The physical education curriculum includes a variety of activities with an emphasis on personal fitness designed to promote growth in skill, knowledge, and appreciation of an active, healthy lifestyle. An emphasis is placed on teaching skills and activities that reflect current trends in fitness and active lifestyles. Examples of these activities include mountain biking, yoga and Pilates, indoor cycling, bowling. Choices in team sports, dual sports, and individual sports are also available. The school's physical education program is an elective program where students can choose the activities they want to participate in. Students take surveys in which they can share their feedback regarding the program. Units are then revised, removed, or added into next year's curriculum based on survey responses.
There is growing evidence showing school-based physical activity programs may help improve academic performance including grades and standardized test scores. According to a report from the Centers for Disease Control (CDC), more than 200 positive associations were found between physical activity and academic performance. Some of the positive correlations were related to attention and concentration, classroom behavior, and graduation.
A quality school physical education program is the foundation for helping children develop the knowledge, skills, and confidence that promotes lifelong physical activity. By improving the quality of school physical education programs across the country, there will be a direct effect on the health of America's children. In a time of increasing health risks and health care costs in our country, prevention is a key and exemplary physical education programs must be part of the solution.
"NASPE STARS programs are leaders in providing high quality physical education that meet national standards and guidelines," says NASPE President Lynn Couturier of SUNY at Cortland. "They are models for other schools to emulate."
NASPE Executive Director Charlene Burgeson explains, "The criteria for this award are based on the essential elements necessary for a quality physical education program. This includes content based on the national standards for physical education, educationally and developmentally appropriate instructional strategies and teaching skills, adequate facilities, and equipment that are safe and appropriate for the age and abilities of the students with classes taught by certified physical educators, among others."
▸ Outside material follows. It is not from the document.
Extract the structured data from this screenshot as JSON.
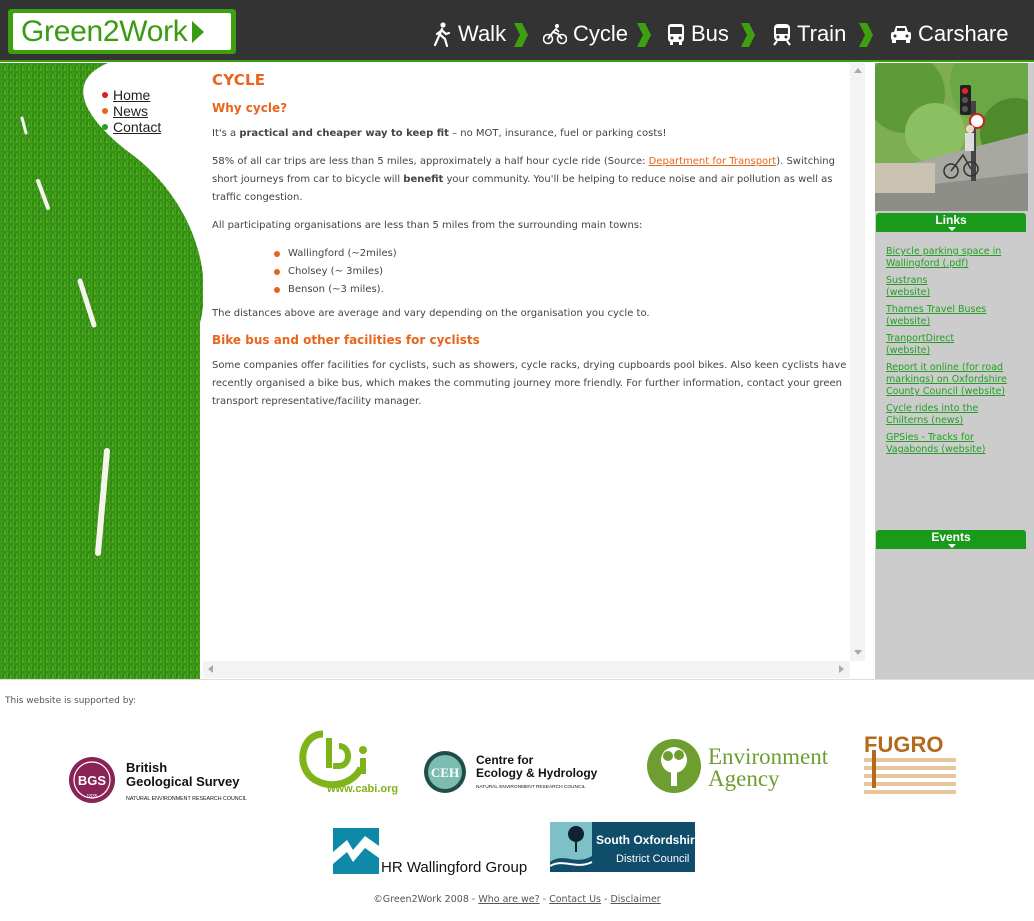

For more information about quality physical education programs, visit the NASPE web site.